RECORDS SUPPLIED |
::::

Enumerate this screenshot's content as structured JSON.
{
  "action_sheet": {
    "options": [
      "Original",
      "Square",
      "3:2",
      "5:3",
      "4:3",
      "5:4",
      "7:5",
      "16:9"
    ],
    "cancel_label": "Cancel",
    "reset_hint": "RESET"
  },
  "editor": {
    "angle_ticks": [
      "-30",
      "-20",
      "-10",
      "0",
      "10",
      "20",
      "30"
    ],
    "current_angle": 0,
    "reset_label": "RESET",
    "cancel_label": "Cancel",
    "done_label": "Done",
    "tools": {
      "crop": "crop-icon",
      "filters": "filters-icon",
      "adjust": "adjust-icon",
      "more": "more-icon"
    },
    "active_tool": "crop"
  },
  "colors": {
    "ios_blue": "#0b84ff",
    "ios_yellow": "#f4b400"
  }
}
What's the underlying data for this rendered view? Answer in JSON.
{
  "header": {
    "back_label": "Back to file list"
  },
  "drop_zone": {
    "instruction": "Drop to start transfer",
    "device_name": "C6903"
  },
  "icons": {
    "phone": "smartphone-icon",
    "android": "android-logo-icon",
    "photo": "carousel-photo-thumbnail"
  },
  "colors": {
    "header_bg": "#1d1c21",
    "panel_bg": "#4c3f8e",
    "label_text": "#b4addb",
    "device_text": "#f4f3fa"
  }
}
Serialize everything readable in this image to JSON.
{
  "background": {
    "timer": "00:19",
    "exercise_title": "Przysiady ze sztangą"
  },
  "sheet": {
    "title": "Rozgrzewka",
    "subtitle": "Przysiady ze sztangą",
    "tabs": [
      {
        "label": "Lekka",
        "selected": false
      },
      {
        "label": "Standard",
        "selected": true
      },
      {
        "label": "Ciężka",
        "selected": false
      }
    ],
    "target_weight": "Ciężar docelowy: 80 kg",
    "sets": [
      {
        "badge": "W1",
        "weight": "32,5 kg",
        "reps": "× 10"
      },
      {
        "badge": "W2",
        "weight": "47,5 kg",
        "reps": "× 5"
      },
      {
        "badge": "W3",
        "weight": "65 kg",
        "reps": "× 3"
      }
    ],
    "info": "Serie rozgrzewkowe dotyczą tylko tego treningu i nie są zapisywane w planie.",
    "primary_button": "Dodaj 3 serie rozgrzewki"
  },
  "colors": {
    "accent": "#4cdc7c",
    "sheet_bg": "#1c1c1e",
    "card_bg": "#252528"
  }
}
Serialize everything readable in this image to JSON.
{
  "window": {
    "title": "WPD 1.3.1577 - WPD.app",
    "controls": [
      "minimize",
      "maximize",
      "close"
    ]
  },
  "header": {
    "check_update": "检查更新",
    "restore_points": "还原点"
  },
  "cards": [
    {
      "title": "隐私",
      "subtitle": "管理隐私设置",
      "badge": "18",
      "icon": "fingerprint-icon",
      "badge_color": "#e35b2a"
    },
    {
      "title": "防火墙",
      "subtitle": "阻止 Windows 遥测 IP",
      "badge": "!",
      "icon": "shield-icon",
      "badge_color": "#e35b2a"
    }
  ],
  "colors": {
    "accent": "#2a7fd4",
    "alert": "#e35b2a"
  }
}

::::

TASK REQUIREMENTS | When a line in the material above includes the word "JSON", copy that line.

RESPONSE TO THIS TASK |
Enumerate this screenshot's content as structured JSON.
What's the underlying data for this rendered view? Answer in JSON.
Serialize everything readable in this image to JSON.
Serialize everything readable in this image to JSON.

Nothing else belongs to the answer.